  • Plot/Idea: Havel's 9/11-era novel follows Sherry, a hyper-sexualized blonde protagonist, and the international cast of men who enjoy her beauty, as the CIA places her in the Middle East on an espionage mission. 

    Prose: The prose is unapologetically edgy, and may be interpreted as offensive to some readers, particularly the derogatory discussions about women and some contemptuous attitudes toward countries other than the United States. Though the author provides a clear disclaimer that the characters and attitudes explored do not reflect Havel's own, much of the content will be hard for readers to swallow. 

    Originality: The Queen of Intelligence is imaginative and fearlessly outrageous, despite several challenges with objectionable conversations and prejudices.

    Character/Execution: The main character, while perhaps intentionally cartoonish in nature, is thinly developed and based on fantastical thinking regarding women.
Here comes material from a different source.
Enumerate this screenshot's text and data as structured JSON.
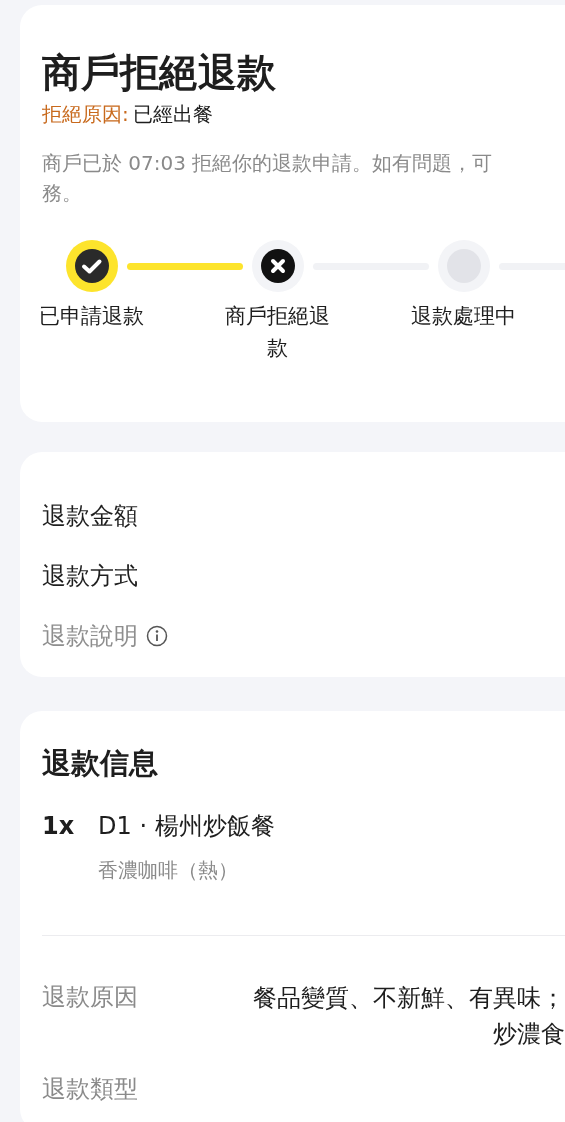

Supporting characters fit into stereotypical roles that support the plot. 

  • Manawydan

    by LaErtes Muldrow

    Rating: 5.00

    Plot/Idea: Manawydan is a dizzying horror story that surrounds the reemergence of the cursed, titular vessel utilized in the African slave trade. Much of the narrative includes harrowing accounts of enslaved individuals captured and brought onboard the Manawydan. An additional storyline focuses on a Frankenstein-like figure who creates an inhuman beast and unleashes it onboard the ship.

    Prose: Muldrow's storytelling is often engrossing, but its reach is somewhat overambitious. Readers may become disoriented by the scope of the narrative as it vacillates between the distant past and modern day events. Lengthy descriptions of human suffering may be jarring to readers expecting more of a sea-faring fantasy.

    Originality: From unearthly creatures to the barbarism of slavery, Manawydan is a highly original work that will keep readers guessing.

    Character/Execution: The characters featured throughout the novel, while diverse, serve more as pawns within the story's often fantastical--frequently overwhelming--circumstances than as fully formed individuals.